▶ **Work order**: Return, from the data below, each line that contains the word "into".

▶ **Data supplied**:

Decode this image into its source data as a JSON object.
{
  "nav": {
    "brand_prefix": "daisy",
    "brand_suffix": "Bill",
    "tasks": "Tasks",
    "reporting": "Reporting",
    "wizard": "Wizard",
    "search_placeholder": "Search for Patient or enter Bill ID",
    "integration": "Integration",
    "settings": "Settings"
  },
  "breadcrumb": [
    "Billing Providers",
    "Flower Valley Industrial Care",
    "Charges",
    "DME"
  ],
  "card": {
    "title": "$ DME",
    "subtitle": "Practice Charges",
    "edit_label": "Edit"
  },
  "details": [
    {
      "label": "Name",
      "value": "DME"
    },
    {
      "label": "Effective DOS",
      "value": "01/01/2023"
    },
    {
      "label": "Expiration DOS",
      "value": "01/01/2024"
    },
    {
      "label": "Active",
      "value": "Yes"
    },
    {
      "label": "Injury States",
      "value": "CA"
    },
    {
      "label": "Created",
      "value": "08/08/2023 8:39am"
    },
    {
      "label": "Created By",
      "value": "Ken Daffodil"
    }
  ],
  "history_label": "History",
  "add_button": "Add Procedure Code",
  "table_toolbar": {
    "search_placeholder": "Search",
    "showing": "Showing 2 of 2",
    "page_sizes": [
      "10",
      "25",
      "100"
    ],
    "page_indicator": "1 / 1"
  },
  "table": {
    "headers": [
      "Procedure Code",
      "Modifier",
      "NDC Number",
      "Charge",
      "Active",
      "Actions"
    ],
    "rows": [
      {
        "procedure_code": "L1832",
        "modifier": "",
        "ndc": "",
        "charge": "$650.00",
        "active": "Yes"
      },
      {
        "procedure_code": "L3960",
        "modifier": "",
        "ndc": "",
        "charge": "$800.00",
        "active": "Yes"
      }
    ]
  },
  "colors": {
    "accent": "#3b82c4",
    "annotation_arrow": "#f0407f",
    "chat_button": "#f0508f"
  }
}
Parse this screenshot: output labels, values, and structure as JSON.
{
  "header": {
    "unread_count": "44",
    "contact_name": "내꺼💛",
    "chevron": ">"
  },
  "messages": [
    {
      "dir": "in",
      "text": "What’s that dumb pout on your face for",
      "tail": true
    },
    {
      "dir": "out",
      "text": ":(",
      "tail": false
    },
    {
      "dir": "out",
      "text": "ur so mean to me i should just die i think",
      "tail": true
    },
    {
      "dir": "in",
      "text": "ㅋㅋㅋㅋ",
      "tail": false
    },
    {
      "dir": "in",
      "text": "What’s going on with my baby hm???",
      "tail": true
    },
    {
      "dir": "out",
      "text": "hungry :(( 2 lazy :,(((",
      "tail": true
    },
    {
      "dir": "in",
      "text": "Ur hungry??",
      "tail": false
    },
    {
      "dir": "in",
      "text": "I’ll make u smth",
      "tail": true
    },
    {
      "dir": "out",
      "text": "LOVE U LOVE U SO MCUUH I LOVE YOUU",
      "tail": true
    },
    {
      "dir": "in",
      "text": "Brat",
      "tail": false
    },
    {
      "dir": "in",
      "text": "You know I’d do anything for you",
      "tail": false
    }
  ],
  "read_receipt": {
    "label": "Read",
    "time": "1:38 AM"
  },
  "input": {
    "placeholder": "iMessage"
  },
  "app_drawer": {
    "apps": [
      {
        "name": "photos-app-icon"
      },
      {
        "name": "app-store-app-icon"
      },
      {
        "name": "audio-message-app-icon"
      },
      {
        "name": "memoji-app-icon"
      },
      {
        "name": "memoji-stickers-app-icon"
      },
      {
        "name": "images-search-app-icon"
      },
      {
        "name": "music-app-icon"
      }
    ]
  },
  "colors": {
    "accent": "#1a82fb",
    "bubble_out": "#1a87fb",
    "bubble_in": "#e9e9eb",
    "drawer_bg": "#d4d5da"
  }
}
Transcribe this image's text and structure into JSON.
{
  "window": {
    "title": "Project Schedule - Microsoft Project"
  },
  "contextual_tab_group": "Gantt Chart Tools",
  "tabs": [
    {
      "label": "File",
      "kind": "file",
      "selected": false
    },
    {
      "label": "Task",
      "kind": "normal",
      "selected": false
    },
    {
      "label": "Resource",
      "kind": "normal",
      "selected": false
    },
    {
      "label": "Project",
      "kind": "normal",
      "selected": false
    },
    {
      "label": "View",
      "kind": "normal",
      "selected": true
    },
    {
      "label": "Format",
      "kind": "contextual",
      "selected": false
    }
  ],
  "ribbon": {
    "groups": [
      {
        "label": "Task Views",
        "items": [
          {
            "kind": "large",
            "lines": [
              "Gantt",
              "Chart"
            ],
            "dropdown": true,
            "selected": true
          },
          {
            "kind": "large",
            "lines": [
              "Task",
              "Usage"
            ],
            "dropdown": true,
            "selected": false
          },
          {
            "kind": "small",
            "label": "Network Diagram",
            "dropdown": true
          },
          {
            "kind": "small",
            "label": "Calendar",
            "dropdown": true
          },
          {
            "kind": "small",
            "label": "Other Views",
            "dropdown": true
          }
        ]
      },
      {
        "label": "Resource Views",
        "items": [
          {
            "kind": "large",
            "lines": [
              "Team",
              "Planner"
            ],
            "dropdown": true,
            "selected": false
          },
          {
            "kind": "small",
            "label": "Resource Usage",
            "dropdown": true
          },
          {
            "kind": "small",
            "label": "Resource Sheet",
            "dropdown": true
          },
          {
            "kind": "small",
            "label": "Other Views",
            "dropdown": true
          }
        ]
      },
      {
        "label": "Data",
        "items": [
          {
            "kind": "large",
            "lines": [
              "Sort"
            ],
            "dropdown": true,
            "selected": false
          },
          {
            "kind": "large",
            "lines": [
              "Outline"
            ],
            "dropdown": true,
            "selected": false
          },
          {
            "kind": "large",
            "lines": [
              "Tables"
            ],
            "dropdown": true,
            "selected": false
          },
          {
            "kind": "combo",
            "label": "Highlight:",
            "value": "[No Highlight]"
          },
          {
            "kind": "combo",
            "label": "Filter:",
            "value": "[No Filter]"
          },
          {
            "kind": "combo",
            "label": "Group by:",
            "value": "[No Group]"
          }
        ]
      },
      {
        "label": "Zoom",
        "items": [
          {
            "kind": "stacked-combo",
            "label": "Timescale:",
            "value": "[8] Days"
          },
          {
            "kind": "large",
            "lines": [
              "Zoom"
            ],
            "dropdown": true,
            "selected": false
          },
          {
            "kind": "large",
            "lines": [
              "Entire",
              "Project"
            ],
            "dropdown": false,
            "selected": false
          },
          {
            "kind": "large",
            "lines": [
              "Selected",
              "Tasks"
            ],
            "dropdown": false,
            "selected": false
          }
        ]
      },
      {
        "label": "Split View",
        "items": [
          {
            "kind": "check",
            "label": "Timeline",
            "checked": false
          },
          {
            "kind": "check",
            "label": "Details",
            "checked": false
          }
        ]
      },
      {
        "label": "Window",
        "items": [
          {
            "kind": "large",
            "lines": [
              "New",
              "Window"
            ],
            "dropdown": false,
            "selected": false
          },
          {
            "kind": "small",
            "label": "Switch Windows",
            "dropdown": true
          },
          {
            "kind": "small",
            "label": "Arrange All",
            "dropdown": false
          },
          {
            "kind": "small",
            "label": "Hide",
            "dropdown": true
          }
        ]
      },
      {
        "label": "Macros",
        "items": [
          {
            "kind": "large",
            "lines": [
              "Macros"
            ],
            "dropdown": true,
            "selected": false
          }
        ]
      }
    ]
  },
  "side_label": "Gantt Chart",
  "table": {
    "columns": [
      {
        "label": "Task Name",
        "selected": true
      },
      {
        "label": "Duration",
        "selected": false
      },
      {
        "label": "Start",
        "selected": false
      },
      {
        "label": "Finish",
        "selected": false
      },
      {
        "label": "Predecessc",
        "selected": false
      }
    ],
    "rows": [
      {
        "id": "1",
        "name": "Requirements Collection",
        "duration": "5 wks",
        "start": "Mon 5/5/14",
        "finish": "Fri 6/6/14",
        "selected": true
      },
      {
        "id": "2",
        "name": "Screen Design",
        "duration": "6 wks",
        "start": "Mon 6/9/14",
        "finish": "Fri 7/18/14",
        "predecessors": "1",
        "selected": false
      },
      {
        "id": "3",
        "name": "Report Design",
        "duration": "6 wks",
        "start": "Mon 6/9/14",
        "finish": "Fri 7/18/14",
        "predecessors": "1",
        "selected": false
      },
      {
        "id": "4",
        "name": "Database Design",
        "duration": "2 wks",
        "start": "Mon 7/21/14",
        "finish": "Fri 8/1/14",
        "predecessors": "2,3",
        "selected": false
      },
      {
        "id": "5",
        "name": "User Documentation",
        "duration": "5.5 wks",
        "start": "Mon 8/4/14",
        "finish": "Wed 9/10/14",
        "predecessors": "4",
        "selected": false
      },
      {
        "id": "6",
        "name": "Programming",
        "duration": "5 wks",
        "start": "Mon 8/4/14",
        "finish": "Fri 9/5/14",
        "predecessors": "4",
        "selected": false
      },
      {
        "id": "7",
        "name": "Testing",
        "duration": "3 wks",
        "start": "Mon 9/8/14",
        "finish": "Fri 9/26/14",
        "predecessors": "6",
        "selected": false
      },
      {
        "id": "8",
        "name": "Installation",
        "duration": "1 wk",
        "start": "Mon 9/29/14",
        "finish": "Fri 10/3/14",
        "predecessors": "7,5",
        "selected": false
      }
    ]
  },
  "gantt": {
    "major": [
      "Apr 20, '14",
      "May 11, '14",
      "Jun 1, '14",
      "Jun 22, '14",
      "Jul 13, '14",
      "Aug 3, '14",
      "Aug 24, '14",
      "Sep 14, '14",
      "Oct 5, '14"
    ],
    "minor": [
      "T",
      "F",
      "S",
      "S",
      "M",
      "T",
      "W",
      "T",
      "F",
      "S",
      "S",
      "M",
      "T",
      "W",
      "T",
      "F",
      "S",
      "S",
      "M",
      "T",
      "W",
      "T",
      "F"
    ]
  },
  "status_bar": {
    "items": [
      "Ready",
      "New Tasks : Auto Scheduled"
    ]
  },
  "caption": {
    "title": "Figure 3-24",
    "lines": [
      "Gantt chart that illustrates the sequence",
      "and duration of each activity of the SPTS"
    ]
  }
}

▶ **Result below**:
Decode this image into its source data as a JSON object.
Transcribe this image's text and structure into JSON.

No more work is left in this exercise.